■ What is being asked
Report each line from the records where the string "Apply" turns up.

■ Data provided
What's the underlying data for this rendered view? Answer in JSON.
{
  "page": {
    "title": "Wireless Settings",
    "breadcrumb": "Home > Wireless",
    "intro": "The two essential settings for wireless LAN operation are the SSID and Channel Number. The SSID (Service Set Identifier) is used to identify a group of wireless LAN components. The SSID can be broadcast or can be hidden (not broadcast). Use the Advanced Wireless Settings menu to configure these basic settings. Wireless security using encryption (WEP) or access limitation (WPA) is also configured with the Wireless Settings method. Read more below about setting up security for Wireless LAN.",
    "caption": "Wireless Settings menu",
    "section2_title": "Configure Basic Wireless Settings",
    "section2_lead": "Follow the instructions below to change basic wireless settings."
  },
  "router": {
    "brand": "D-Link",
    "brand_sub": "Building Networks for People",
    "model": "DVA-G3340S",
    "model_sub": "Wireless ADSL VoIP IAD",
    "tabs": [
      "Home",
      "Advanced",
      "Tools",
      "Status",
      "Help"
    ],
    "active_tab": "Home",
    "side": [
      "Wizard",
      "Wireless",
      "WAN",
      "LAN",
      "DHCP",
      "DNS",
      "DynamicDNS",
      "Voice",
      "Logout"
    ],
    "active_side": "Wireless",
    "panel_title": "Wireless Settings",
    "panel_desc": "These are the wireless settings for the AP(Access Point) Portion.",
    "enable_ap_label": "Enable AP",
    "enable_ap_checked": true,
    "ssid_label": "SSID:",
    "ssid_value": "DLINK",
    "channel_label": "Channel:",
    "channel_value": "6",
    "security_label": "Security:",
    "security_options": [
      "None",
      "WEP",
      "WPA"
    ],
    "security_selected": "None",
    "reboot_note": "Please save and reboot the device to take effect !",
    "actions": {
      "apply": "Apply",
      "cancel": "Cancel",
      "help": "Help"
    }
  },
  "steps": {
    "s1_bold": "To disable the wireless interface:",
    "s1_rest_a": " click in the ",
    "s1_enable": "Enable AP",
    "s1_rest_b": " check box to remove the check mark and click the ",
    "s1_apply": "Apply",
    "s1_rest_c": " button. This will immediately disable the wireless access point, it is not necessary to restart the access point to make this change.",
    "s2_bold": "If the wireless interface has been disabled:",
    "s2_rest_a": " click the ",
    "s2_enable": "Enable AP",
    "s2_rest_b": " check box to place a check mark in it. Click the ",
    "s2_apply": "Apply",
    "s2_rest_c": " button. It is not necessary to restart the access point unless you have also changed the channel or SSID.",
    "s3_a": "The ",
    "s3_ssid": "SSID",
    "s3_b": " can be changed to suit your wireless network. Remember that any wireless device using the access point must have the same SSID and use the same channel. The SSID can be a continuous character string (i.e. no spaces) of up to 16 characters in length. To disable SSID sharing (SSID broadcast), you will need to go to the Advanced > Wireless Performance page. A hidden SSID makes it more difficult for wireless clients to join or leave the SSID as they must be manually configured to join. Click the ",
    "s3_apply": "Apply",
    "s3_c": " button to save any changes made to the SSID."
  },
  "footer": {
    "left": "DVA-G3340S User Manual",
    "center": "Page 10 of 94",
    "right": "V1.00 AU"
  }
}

■ Solution below
      "apply": "Apply",
    "s1_apply": "Apply",
    "s2_apply": "Apply",
    "s3_apply": "Apply",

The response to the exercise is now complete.